Task objective -> Go through the listing below and reproduce it word for word.

Data for processing ->
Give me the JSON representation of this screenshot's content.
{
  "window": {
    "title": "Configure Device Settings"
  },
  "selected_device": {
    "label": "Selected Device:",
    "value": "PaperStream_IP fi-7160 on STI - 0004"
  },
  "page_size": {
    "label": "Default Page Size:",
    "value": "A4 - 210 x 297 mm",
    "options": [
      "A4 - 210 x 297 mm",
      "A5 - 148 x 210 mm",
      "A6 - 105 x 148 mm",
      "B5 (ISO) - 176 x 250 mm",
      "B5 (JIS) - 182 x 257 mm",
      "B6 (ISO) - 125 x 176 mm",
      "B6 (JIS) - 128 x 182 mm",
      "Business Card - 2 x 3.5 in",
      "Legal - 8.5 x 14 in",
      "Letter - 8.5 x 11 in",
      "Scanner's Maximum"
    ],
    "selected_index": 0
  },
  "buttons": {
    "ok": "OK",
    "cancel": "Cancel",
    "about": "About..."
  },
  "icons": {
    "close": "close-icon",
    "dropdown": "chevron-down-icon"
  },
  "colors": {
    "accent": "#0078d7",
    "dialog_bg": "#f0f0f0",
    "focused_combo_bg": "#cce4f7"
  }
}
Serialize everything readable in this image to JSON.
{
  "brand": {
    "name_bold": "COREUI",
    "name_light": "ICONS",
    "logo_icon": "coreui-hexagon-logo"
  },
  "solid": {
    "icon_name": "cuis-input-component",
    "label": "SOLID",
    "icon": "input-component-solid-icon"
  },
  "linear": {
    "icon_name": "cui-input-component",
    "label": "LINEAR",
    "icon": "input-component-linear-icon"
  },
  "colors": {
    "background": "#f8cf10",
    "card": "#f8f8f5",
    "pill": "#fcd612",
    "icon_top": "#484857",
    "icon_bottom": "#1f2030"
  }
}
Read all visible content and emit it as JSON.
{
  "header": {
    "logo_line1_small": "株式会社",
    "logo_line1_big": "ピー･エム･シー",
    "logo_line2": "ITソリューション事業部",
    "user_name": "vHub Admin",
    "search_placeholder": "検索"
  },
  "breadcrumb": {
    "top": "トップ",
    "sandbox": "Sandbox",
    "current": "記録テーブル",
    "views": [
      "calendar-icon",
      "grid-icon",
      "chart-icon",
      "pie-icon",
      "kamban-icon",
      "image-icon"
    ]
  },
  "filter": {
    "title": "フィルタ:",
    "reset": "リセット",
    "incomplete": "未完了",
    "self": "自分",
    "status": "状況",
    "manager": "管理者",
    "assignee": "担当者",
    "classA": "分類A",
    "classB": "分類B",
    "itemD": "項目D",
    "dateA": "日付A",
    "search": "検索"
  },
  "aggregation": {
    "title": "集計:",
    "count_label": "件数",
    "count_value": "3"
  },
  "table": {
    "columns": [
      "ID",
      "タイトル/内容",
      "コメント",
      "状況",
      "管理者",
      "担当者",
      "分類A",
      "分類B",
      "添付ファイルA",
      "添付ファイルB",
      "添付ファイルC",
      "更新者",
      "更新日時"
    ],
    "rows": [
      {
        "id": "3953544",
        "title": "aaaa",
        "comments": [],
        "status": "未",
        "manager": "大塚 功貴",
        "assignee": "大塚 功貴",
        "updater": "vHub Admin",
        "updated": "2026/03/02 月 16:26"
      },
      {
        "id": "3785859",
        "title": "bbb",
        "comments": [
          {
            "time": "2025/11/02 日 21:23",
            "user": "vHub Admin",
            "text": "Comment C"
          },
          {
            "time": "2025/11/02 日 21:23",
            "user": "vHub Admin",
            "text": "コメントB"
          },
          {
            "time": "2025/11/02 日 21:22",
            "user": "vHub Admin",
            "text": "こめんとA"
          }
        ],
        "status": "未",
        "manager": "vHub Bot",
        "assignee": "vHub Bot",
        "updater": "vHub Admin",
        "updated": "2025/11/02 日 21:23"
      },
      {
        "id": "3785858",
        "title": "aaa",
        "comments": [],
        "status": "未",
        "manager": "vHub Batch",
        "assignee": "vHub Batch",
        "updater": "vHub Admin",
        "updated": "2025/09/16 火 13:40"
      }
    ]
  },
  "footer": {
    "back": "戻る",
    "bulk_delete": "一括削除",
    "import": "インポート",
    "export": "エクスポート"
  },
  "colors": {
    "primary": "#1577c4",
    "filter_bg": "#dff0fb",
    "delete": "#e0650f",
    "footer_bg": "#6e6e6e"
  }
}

Exercise answer ->
Give me the JSON representation of this screenshot's content.
{
  "window": {
    "title": "Configure Device Settings"
  },
  "selected_device": {
    "label": "Selected Device:",
    "value": "PaperStream_IP fi-7160 on STI - 0004"
  },
  "page_size": {
    "label": "Default Page Size:",
    "value": "A4 - 210 x 297 mm",
    "options": [
      "A4 - 210 x 297 mm",
      "A5 - 148 x 210 mm",
      "A6 - 105 x 148 mm",
      "B5 (ISO) - 176 x 250 mm",
      "B5 (JIS) - 182 x 257 mm",
      "B6 (ISO) - 125 x 176 mm",
      "B6 (JIS) - 128 x 182 mm",
      "Business Card - 2 x 3.5 in",
      "Legal - 8.5 x 14 in",
      "Letter - 8.5 x 11 in",
      "Scanner's Maximum"
    ],
    "selected_index": 0
  },
  "buttons": {
    "ok": "OK",
    "cancel": "Cancel",
    "about": "About..."
  },
  "icons": {
    "close": "close-icon",
    "dropdown": "chevron-down-icon"
  },
  "colors": {
    "accent": "#0078d7",
    "dialog_bg": "#f0f0f0",
    "focused_combo_bg": "#cce4f7"
  }
}
Serialize everything readable in this image to JSON.
{
  "brand": {
    "name_bold": "COREUI",
    "name_light": "ICONS",
    "logo_icon": "coreui-hexagon-logo"
  },
  "solid": {
    "icon_name": "cuis-input-component",
    "label": "SOLID",
    "icon": "input-component-solid-icon"
  },
  "linear": {
    "icon_name": "cui-input-component",
    "label": "LINEAR",
    "icon": "input-component-linear-icon"
  },
  "colors": {
    "background": "#f8cf10",
    "card": "#f8f8f5",
    "pill": "#fcd612",
    "icon_top": "#484857",
    "icon_bottom": "#1f2030"
  }
}
Read all visible content and emit it as JSON.
{
  "header": {
    "logo_line1_small": "株式会社",
    "logo_line1_big": "ピー･エム･シー",
    "logo_line2": "ITソリューション事業部",
    "user_name": "vHub Admin",
    "search_placeholder": "検索"
  },
  "breadcrumb": {
    "top": "トップ",
    "sandbox": "Sandbox",
    "current": "記録テーブル",
    "views": [
      "calendar-icon",
      "grid-icon",
      "chart-icon",
      "pie-icon",
      "kamban-icon",
      "image-icon"
    ]
  },
  "filter": {
    "title": "フィルタ:",
    "reset": "リセット",
    "incomplete": "未完了",
    "self": "自分",
    "status": "状況",
    "manager": "管理者",
    "assignee": "担当者",
    "classA": "分類A",
    "classB": "分類B",
    "itemD": "項目D",
    "dateA": "日付A",
    "search": "検索"
  },
  "aggregation": {
    "title": "集計:",
    "count_label": "件数",
    "count_value": "3"
  },
  "table": {
    "columns": [
      "ID",
      "タイトル/内容",
      "コメント",
      "状況",
      "管理者",
      "担当者",
      "分類A",
      "分類B",
      "添付ファイルA",
      "添付ファイルB",
      "添付ファイルC",
      "更新者",
      "更新日時"
    ],
    "rows": [
      {
        "id": "3953544",
        "title": "aaaa",
        "comments": [],
        "status": "未",
        "manager": "大塚 功貴",
        "assignee": "大塚 功貴",
        "updater": "vHub Admin",
        "updated": "2026/03/02 月 16:26"
      },
      {
        "id": "3785859",
        "title": "bbb",
        "comments": [
          {
            "time": "2025/11/02 日 21:23",
            "user": "vHub Admin",
            "text": "Comment C"
          },
          {
            "time": "2025/11/02 日 21:23",
            "user": "vHub Admin",
            "text": "コメントB"
          },
          {
            "time": "2025/11/02 日 21:22",
            "user": "vHub Admin",
            "text": "こめんとA"
          }
        ],
        "status": "未",
        "manager": "vHub Bot",
        "assignee": "vHub Bot",
        "updater": "vHub Admin",
        "updated": "2025/11/02 日 21:23"
      },
      {
        "id": "3785858",
        "title": "aaa",
        "comments": [],
        "status": "未",
        "manager": "vHub Batch",
        "assignee": "vHub Batch",
        "updater": "vHub Admin",
        "updated": "2025/09/16 火 13:40"
      }
    ]
  },
  "footer": {
    "back": "戻る",
    "bulk_delete": "一括削除",
    "import": "インポート",
    "export": "エクスポート"
  },
  "colors": {
    "primary": "#1577c4",
    "filter_bg": "#dff0fb",
    "delete": "#e0650f",
    "footer_bg": "#6e6e6e"
  }
}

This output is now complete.